A Doctor Explains Why False Positives Show Up On Pregnancy Tests And What They Could Mean

Pregnancy tests work by detecting human chorionic gonadotropin (HCG) — a hormone produced during implantation as the placenta begins to develop (via Mayo Clinic). Producing either a positive or negative test result, users rely on pregnancy tests to deliver prompt and accurate results. In rare cases, however, a pregnancy test may produce an inaccurate reading. In an exclusive interview with Health Digest, Mary Jane Minkin, M.D., OB-GYN, clinical professor of obstetrics, gynecology, and reproductive sciences at Yale University School of Medicine, and founder of MadameOvary.com, explains under what circumstances a pregnancy test may yield a false positive test result.

"Not all pregnancy tests are the same; some are more accurate than others, and some detect pregnancy earlier than others," Dr. Minkin starts off by explaining. "The test that tells you the earliest — as early as 6 days before the first day of your expected period — is the First Response Early Result pregnancy test." Dr. Minkin goes on to state that First Response also offers an app that interprets the faint lines seen on their pregnancy tests to definitively read either "pregnant" or "not pregnant." "With some other kits," she says, "you may see a faint line if they are just earlier than one can definitively detect with their kit."

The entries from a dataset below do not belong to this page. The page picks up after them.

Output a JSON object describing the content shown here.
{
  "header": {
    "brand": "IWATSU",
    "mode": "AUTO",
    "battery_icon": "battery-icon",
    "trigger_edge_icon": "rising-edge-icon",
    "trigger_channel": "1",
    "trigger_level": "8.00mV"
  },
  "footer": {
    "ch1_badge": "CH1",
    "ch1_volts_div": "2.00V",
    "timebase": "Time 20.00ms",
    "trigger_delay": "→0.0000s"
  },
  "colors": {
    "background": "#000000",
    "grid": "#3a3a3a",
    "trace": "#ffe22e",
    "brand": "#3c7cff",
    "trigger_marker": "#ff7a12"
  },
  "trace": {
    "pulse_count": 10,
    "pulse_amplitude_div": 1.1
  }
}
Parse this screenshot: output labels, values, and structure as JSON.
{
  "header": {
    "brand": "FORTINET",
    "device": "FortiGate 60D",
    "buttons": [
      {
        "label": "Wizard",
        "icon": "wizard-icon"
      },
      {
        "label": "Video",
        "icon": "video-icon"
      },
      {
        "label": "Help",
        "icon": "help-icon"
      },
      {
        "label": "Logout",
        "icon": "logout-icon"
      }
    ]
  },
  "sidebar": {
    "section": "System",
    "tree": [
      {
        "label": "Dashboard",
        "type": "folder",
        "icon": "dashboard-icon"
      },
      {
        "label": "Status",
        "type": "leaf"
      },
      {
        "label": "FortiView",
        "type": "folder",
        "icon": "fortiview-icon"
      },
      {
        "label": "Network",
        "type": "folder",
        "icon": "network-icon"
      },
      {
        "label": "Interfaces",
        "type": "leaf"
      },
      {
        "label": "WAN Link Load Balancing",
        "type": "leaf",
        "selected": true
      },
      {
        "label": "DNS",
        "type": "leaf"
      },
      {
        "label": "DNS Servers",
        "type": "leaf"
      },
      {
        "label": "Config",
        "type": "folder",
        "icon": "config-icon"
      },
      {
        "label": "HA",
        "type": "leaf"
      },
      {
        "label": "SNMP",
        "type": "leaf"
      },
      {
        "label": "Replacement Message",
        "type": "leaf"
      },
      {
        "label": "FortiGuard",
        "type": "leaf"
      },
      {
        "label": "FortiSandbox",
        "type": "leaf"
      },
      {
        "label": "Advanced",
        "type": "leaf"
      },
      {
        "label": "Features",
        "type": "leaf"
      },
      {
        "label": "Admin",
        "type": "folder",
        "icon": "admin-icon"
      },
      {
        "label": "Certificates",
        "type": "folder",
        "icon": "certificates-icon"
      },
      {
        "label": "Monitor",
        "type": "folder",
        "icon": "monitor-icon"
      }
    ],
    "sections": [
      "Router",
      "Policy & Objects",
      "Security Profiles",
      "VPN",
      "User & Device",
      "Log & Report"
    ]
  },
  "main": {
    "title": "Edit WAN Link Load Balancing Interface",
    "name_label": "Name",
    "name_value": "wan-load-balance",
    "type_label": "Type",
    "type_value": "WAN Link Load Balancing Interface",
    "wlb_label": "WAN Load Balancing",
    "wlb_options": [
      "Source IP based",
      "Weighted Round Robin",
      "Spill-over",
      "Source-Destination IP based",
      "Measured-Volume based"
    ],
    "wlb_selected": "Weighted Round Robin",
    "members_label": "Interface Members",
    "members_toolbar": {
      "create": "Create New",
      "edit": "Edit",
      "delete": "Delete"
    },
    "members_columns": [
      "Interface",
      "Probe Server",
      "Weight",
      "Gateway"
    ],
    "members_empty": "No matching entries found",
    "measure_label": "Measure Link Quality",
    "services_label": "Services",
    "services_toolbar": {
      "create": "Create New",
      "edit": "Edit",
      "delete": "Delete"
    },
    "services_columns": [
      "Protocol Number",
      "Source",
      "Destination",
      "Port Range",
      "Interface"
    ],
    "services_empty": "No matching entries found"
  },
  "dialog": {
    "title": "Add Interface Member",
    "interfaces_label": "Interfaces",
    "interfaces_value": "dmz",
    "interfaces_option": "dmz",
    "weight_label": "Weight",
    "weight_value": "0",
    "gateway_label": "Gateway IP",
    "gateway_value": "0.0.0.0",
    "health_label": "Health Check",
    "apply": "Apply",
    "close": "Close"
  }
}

The importance of taking a second test

So what else might cause a pregnancy test to inaccurately display faint lines? "The other possibility is that in [people] who have miscarried, the hormone that is made during the pregnancy that tells you that you are pregnant (HCG) goes down slowly (it doesn't disappear immediately)," Dr. Minkin tells Health Digest. "So it will often stay positive for two weeks or even more after the miscarriage occurs — and so you could still see a faint line," she explains. Similarly, the Mayo Clinic reports that certain HCG-containing fertility medications may also influence a false positive reading. However, such medications do not include birth control.

To help ensure that the results you're seeing on your pregnancy test are accurate, Dr. Minkin encourages the use of a second test. "Depending on the test, you occasionally will just see a false positive — so repeating the test in a few days would be ideal. And, of course, one can always do a blood test as a backup test," she concludes.